# nLab Pythagorean ring

Contenta

### Context

#### Algebra

higher algebra

universal algebra

# Contenta

## Idea

Pythagorean rings are rings in which all elements satisfy the common Pythagorean identity, generalizing from the real numbers.

## Definitions

Let $R$ be a (possibly nonassociative and/or possibly nonunital) ring. Then $R$ is a Pythagorean ring if it has a binary operation $p:R \times R \to R$ such that for every element $a$ and $b$ in $R$, $a^2 + b^2 = p(a,b)^2$. (Note all binary operations $\cdot$ have an associated cartesian square $(-)^2$ defined as $a^2 = a \cdot a$.)

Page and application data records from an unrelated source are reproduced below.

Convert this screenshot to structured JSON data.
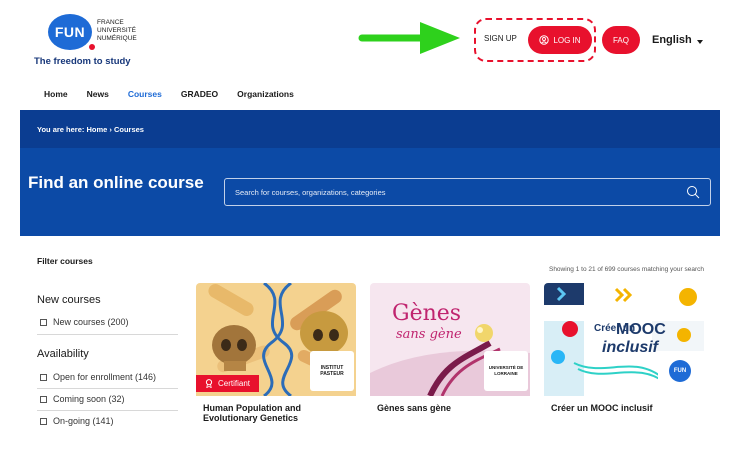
{
  "header": {
    "logo": {
      "abbr": "FUN",
      "line1": "FRANCE",
      "line2": "UNIVERSITÉ",
      "line3": "NUMÉRIQUE",
      "tagline": "The freedom to study"
    },
    "signup_label": "SIGN UP",
    "login_label": "LOG IN",
    "faq_label": "FAQ",
    "language": "English",
    "nav": [
      {
        "label": "Home"
      },
      {
        "label": "News"
      },
      {
        "label": "Courses"
      },
      {
        "label": "GRADEO"
      },
      {
        "label": "Organizations"
      }
    ]
  },
  "hero": {
    "breadcrumb": "You are here:  Home › Courses",
    "title": "Find an online course",
    "search_placeholder": "Search for courses, organizations, categories"
  },
  "filters": {
    "title": "Filter courses",
    "groups": [
      {
        "title": "New courses",
        "items": [
          "New courses (200)"
        ]
      },
      {
        "title": "Availability",
        "items": [
          "Open for enrollment (146)",
          "Coming soon (32)",
          "On-going (141)"
        ]
      }
    ]
  },
  "results": {
    "summary": "Showing 1 to 21 of 699 courses matching your search"
  },
  "courses": [
    {
      "title": "Human Population and Evolutionary Genetics",
      "badge": "Certifiant",
      "org": "INSTITUT PASTEUR"
    },
    {
      "title": "Gènes sans gène",
      "org": "UNIVERSITÉ DE LORRAINE",
      "art_line1": "Gènes",
      "art_line2": "sans gène"
    },
    {
      "title": "Créer un MOOC inclusif",
      "org": "FUN",
      "art_line1": "Créer un",
      "art_line2": "MOOC",
      "art_line3": "inclusif"
    }
  ],
  "colors": {
    "brand_red": "#e8112d",
    "brand_blue": "#1e6bd6",
    "hero_dark": "#0b3d91",
    "hero": "#0c4aa6",
    "arrow_green": "#2ed11c"
  }
}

There is also a $n$-ary version of $p$, which is a finite sum

$\sum_{i=0}^n a_i^2 = p_n(a_0,a_1,\ldots,a_n)^2$

for a natural number $n:\mathbb{N}$.

## Properties

Due to the nature of addition in an abelian group, the set $R$ with the binary operation $p$ is a commutative semigroup.

Every finitely generated $R$-module $A$ for a Pythagorean ring $R$ by a set of finite cardinality $n$ has an absolute value $\vert (-) \vert: A \to R$ given by the $n$-ary version of $p$ in $R$ for the scalars $a_i$ of an element $a$ in $A$, and a quadratic form given by $\vert(-)\vert^2$. As a result, for every finitely generated $R$-module $A$ for a Pythagorean ring $R$ there is an associated Clifford algebra $Cl(R,\vert(-)\vert^2)$.

## Examples

• The real numbers are a Pythagorean ring.

• A Pythagorean ring that is a field is a Pythagorean field.